_MATERIAL SHOWN_
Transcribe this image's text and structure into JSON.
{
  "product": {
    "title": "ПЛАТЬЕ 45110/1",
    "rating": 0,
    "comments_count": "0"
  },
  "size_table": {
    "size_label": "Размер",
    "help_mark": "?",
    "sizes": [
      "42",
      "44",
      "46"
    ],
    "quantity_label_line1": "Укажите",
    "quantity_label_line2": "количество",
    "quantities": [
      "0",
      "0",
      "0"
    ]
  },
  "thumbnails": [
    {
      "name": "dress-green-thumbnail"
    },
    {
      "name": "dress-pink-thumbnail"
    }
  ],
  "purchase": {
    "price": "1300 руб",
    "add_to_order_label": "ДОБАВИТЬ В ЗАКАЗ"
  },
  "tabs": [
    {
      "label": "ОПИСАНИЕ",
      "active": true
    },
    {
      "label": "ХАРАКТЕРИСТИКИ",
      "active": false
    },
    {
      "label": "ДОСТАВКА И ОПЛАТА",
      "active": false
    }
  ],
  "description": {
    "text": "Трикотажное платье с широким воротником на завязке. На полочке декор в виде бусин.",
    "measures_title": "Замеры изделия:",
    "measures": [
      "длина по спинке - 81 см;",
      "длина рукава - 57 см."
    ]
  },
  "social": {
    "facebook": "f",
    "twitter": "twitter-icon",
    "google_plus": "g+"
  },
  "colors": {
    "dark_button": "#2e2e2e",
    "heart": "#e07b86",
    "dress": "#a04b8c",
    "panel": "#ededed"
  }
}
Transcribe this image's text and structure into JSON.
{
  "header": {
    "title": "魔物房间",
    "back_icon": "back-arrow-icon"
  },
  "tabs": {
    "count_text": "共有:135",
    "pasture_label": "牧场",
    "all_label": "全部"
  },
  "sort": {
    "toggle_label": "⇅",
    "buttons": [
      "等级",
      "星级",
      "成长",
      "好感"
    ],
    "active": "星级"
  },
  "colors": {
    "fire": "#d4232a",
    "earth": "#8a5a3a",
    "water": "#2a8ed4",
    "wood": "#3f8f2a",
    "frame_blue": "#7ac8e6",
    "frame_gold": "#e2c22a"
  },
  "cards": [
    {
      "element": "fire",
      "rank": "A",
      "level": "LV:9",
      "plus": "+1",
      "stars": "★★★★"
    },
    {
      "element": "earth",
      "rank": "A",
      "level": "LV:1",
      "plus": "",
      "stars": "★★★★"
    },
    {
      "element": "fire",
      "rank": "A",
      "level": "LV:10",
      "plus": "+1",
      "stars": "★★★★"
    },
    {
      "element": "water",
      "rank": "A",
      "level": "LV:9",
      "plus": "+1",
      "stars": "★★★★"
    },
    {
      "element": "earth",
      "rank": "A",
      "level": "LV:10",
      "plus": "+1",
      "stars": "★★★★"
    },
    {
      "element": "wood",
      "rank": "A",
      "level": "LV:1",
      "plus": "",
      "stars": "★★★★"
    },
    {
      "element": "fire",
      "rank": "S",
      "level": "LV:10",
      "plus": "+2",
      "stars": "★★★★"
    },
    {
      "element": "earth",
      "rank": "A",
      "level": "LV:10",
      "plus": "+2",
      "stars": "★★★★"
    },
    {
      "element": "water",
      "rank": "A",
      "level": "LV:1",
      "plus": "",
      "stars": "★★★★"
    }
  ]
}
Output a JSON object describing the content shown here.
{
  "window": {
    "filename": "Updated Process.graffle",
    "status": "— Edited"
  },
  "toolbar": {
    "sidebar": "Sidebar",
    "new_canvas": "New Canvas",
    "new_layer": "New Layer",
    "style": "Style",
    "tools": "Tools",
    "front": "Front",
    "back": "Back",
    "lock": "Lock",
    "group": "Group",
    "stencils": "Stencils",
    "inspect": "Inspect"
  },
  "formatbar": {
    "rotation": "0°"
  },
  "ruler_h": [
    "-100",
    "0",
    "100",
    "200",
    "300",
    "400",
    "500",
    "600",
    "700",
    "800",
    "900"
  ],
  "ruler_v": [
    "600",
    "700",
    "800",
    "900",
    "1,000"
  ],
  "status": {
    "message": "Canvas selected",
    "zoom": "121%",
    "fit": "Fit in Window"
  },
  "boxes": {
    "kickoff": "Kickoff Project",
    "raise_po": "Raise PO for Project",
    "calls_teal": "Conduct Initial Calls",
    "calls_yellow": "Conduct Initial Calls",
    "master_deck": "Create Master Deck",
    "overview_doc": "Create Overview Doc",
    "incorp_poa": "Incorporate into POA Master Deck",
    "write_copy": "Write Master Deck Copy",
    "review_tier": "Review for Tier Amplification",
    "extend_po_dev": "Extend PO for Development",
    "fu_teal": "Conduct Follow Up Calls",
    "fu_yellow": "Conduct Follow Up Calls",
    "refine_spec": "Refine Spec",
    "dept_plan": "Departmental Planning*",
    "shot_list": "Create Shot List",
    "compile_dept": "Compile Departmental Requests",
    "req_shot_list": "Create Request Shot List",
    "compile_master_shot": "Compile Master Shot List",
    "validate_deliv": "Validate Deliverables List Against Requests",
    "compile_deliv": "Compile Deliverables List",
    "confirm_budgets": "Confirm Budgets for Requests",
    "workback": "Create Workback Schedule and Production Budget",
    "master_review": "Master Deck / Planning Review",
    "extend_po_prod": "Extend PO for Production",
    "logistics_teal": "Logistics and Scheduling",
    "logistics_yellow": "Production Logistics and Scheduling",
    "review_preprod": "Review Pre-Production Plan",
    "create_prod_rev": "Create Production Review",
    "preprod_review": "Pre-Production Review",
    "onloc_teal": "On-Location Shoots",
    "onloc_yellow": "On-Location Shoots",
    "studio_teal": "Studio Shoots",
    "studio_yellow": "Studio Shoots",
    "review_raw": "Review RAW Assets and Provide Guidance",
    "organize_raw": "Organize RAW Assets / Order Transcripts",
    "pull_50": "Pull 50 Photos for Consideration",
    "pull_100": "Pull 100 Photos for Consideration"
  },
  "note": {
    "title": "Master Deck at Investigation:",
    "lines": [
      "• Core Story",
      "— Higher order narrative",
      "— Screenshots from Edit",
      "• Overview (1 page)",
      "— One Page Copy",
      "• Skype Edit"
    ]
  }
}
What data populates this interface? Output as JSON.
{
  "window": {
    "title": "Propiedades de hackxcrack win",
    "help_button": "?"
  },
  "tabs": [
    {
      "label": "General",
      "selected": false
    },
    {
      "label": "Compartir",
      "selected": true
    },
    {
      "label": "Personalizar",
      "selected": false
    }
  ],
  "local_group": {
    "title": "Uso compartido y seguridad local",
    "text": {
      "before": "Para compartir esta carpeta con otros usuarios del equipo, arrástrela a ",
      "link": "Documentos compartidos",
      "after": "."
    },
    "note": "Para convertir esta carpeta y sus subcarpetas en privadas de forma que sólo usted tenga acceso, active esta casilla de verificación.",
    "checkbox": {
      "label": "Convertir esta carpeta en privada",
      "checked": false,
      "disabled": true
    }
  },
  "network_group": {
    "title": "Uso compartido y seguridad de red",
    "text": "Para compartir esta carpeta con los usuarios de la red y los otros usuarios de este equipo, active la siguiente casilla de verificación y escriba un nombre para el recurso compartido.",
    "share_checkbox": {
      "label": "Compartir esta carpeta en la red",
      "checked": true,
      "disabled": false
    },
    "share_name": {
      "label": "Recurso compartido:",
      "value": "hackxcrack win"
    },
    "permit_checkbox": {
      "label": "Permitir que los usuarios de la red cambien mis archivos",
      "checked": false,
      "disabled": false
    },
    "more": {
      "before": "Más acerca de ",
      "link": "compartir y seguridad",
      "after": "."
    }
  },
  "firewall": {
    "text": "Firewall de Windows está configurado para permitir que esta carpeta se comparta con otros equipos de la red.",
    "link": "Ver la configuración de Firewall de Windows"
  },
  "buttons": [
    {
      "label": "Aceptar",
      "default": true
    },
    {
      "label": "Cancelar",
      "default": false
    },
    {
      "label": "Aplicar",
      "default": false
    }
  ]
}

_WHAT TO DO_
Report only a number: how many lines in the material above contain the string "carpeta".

_SOLUTION BELOW_
6